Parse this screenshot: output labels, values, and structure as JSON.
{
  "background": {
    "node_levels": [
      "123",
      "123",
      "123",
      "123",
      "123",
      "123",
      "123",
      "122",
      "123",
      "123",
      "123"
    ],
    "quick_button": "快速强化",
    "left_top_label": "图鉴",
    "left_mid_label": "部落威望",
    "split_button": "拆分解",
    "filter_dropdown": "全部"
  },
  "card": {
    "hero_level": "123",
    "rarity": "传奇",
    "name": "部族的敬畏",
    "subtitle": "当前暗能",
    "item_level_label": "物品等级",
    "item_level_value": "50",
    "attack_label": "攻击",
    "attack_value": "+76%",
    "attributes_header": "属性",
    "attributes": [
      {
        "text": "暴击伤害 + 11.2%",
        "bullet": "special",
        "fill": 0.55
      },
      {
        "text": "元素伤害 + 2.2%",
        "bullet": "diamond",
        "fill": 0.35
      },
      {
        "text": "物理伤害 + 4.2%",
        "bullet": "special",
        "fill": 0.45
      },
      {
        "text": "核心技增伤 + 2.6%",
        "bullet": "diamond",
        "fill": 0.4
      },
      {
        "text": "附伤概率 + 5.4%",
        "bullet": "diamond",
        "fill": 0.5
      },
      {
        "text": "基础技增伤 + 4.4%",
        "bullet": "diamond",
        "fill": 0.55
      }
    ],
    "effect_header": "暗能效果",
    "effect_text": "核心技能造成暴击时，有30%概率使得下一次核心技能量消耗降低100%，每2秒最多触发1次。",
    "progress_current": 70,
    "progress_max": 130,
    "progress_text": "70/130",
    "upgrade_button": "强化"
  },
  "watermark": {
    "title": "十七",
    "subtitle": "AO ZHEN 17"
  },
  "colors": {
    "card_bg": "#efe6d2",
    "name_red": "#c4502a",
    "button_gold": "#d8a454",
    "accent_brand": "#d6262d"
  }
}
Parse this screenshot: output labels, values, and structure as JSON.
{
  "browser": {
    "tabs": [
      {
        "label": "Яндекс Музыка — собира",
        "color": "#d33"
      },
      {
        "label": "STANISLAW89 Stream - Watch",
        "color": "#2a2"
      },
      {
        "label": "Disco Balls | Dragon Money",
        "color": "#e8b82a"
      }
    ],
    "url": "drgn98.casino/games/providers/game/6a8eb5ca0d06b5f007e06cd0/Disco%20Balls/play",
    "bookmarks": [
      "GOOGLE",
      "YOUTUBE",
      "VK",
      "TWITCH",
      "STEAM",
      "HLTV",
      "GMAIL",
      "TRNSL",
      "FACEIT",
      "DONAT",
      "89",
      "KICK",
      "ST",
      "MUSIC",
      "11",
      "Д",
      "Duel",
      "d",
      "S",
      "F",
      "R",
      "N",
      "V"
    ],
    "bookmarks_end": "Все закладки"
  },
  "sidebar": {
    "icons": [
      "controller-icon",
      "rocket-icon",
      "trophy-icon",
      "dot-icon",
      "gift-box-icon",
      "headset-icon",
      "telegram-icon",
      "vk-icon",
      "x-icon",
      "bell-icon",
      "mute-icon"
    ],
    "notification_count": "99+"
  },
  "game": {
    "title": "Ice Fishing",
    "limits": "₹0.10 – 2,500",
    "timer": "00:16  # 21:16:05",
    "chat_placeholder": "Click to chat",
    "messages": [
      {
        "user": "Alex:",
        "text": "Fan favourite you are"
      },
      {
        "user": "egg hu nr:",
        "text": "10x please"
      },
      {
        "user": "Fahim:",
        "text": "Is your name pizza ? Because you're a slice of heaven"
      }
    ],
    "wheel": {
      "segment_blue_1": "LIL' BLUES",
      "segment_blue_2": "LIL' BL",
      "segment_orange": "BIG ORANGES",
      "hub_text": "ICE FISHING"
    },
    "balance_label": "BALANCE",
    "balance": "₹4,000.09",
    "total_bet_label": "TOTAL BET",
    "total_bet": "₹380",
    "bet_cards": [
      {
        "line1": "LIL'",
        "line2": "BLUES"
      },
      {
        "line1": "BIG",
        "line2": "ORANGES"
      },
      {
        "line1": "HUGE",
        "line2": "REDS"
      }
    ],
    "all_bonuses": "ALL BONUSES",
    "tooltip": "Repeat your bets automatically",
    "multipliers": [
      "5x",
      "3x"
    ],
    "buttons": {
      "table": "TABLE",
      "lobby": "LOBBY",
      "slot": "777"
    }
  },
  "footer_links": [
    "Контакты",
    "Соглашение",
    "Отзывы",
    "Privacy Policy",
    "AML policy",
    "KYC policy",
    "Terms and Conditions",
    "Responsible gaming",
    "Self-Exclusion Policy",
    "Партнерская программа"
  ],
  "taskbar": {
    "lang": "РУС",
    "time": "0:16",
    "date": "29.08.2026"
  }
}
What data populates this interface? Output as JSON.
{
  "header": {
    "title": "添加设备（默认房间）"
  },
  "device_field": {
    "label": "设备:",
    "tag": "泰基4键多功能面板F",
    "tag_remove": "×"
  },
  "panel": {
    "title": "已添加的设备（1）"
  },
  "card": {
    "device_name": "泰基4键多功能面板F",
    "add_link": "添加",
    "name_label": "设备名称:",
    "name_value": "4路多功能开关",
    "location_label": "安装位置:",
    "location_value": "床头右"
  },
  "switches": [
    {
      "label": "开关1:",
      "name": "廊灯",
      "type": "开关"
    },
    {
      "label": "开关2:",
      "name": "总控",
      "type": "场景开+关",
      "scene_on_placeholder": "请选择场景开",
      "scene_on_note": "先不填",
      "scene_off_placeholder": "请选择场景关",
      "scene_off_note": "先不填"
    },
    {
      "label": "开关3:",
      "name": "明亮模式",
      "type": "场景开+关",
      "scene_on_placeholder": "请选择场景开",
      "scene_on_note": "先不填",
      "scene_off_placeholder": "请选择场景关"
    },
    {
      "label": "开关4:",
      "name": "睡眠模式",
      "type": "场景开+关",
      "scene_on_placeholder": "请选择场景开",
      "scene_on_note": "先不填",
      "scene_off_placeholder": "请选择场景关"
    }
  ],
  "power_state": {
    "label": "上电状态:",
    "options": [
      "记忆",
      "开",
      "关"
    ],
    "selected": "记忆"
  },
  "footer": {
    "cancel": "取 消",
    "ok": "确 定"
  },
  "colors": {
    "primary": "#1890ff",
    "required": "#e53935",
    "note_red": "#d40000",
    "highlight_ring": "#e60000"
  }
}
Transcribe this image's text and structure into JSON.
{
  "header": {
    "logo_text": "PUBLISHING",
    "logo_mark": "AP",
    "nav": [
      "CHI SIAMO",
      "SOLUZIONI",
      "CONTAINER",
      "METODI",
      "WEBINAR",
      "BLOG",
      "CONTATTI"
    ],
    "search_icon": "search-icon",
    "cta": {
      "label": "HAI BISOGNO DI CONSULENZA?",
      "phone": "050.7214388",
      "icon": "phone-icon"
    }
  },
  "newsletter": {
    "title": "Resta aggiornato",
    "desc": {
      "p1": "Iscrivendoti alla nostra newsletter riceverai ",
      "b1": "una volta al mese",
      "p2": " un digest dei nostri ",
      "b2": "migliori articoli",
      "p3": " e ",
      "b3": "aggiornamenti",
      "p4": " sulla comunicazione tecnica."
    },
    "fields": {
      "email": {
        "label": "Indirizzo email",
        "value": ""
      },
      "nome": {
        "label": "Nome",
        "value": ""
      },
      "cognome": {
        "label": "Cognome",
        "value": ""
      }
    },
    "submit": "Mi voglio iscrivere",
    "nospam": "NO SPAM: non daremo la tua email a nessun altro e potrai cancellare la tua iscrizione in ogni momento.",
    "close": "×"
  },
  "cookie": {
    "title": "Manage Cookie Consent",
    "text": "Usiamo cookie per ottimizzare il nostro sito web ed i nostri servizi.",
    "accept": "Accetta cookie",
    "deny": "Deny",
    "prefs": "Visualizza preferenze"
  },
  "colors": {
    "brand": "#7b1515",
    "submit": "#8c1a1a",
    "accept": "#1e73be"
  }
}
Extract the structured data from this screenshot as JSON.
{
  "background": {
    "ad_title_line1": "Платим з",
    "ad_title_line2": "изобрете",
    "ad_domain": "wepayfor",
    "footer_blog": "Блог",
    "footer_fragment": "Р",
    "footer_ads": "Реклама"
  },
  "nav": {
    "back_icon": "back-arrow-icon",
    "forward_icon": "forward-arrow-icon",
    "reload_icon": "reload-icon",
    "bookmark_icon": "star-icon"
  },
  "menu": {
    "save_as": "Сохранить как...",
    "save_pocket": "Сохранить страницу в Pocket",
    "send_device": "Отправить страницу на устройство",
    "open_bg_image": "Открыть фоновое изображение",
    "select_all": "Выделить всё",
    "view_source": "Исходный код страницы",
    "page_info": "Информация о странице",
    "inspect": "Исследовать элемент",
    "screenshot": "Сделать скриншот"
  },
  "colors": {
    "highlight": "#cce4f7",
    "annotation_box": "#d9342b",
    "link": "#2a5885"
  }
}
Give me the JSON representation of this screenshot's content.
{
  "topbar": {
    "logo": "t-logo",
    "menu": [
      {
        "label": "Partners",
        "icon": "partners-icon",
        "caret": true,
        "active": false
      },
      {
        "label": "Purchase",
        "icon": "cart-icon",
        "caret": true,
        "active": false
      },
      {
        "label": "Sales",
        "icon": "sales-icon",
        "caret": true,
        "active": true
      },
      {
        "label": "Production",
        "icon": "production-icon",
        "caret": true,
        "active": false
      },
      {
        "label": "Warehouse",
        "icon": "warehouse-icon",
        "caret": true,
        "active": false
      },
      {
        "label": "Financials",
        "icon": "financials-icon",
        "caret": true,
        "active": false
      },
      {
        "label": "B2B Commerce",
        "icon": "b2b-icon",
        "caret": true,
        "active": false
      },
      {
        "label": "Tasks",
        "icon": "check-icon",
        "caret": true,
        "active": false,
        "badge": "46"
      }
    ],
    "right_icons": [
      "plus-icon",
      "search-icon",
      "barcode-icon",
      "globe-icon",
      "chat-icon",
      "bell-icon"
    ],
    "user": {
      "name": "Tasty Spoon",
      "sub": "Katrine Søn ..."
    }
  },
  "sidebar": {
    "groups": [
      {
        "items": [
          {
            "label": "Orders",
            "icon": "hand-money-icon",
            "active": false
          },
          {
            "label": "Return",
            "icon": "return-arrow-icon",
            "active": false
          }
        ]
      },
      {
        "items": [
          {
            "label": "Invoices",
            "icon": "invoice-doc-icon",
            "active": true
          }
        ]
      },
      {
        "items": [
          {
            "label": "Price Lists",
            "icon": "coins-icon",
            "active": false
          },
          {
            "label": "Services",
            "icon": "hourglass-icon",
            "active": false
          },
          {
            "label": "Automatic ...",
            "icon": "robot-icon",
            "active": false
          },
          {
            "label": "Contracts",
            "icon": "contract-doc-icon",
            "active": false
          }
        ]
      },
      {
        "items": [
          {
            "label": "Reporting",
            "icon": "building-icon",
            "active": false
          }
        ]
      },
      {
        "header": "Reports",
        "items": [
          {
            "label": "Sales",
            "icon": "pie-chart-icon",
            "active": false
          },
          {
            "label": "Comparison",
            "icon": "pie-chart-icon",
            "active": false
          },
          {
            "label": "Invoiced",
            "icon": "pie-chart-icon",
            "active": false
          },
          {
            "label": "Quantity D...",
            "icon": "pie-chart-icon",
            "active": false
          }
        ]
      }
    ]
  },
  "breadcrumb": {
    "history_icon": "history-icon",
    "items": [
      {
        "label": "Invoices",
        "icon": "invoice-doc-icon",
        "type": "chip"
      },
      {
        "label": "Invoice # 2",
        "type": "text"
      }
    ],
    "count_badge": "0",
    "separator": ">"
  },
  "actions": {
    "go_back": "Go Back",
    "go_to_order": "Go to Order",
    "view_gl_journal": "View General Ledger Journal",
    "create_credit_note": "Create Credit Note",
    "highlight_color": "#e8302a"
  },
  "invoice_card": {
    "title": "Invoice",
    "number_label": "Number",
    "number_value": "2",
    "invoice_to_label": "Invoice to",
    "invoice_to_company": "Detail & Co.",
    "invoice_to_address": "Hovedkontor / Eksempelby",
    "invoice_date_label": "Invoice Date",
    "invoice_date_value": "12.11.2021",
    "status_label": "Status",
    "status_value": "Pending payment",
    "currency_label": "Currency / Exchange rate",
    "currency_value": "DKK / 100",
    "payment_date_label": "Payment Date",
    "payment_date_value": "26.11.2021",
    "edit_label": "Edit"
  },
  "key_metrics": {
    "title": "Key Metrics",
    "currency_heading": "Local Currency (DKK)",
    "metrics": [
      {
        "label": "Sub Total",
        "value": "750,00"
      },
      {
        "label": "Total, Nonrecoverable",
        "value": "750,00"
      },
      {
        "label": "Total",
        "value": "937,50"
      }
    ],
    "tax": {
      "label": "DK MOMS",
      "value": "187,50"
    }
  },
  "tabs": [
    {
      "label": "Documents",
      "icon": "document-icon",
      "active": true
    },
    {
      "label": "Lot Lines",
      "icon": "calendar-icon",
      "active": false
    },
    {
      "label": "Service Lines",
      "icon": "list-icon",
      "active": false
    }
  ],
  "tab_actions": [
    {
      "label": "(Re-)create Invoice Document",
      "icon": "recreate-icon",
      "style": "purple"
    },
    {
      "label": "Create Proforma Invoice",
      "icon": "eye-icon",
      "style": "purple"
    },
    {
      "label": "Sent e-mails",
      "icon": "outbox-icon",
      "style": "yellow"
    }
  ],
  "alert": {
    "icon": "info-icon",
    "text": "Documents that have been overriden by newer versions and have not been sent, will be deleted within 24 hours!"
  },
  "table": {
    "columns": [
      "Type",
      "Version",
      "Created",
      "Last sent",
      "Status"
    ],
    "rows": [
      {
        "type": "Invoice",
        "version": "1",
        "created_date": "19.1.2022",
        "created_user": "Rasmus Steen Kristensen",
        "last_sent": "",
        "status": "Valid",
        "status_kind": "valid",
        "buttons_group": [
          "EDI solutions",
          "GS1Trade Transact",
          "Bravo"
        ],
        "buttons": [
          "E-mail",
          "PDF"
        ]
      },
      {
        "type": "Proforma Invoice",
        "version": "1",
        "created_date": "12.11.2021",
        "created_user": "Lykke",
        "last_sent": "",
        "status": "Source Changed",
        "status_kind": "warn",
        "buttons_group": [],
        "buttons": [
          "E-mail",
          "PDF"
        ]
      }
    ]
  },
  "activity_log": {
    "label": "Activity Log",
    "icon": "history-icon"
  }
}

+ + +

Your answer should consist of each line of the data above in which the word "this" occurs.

Parse this screenshot: output labels, values, and structure as JSON.
Parse this screenshot: output labels, values, and structure as JSON.
What data populates this interface? Output as JSON.
Transcribe this image's text and structure into JSON.
Extract the structured data from this screenshot as JSON.
Give me the JSON representation of this screenshot's content.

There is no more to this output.